Limitations of the Financial Statements
Responsibility for the integrity and objectivity of the financial information presented in the financial statements lies with NSF management. The accompanying financial statements are prepared to report the financial position and results of the operations of NSF, pursuant to the requirements of Chapter 31 of the United States Code section 3515(b). While these statements have been prepared from the books and records of NSF in accordance with the formats prescribed in Office of Management and Budget Bulletin 97-01, Form and Content of Agency Financial Statements, these financial statements are in addition to the financial reports used to monitor and control budgetary resources which are prepared from the same books and records. The financial statements should be read with the realization that NSF is an agency of the executive branch of the United States Government, a sovereign entity. Accordingly, unfunded liabilities reported in the statements cannot be liquidated without the enactment of an appropriation, and ongoing operations are subjected to enactment of appropriations.
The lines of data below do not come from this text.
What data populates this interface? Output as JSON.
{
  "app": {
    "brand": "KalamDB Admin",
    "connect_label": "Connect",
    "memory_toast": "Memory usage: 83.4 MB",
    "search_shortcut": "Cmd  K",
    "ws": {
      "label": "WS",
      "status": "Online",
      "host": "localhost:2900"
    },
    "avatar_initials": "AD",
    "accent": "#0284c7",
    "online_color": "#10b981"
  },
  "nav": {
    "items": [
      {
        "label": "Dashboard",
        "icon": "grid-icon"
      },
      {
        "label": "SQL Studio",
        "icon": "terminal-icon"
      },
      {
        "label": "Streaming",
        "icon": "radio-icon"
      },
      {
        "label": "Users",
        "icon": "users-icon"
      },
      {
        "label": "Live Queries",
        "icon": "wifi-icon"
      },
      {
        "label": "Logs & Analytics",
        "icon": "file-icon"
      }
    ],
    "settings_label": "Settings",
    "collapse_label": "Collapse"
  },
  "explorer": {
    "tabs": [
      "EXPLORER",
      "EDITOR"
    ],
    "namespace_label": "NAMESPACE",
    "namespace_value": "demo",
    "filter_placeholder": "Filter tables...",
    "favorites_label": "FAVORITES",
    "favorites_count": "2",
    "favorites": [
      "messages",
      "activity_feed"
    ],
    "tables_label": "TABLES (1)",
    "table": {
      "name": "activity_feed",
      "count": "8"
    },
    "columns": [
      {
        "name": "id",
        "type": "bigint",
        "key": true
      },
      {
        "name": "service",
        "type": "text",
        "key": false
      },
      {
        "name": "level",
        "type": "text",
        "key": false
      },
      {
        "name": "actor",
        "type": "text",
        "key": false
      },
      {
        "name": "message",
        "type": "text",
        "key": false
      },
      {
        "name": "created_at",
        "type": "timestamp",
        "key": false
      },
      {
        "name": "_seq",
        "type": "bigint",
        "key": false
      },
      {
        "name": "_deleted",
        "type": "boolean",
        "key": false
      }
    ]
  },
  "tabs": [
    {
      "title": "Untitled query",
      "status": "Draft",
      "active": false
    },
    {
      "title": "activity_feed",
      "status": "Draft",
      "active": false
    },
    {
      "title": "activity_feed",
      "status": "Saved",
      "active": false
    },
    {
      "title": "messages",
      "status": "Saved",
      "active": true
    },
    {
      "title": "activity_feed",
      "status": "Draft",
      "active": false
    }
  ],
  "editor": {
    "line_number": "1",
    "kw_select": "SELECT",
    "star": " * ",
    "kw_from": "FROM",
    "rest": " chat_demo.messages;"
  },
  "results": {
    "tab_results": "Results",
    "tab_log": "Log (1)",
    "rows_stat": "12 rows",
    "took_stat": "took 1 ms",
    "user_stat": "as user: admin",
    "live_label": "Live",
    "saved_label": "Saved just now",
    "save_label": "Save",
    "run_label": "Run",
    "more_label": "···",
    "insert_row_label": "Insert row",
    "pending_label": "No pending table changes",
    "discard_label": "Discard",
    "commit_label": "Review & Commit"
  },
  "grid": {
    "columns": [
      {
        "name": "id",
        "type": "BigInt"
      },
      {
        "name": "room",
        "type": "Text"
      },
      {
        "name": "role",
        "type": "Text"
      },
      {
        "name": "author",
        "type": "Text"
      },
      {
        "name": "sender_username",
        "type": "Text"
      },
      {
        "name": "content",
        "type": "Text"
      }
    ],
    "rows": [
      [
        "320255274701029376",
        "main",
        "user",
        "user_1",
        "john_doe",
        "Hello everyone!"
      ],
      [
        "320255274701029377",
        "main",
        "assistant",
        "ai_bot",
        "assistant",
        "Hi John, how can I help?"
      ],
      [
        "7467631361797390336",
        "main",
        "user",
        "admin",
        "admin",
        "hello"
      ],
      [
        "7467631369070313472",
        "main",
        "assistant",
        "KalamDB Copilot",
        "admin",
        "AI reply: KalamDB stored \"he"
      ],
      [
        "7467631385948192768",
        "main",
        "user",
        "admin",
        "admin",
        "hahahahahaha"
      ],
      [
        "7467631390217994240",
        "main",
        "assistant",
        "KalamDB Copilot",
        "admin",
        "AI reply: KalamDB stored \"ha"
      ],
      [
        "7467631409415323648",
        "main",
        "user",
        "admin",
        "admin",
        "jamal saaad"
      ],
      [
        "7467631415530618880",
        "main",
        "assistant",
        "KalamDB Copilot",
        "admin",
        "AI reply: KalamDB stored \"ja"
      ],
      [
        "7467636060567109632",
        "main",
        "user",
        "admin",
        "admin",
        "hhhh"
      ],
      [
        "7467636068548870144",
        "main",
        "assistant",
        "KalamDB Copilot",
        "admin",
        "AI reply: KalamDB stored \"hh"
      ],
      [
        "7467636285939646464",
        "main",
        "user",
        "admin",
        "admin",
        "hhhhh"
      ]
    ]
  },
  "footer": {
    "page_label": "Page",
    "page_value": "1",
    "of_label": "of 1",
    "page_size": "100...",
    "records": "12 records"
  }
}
NSF support of informal science education programs reaches millions of people of all ages. NSF provided support for “Galapagos,” a 3-D film currently being shown at The Smithsonian Museum of Natural History. The film introduces the audience to biodiversity and evolution by sharing with viewers the experience of traveling with a team of researchers to a field site in the exotic Galapagos Islands.
Photo ©1999 Imax Ltd.

Accountability Report

FY2000 National Science Foundation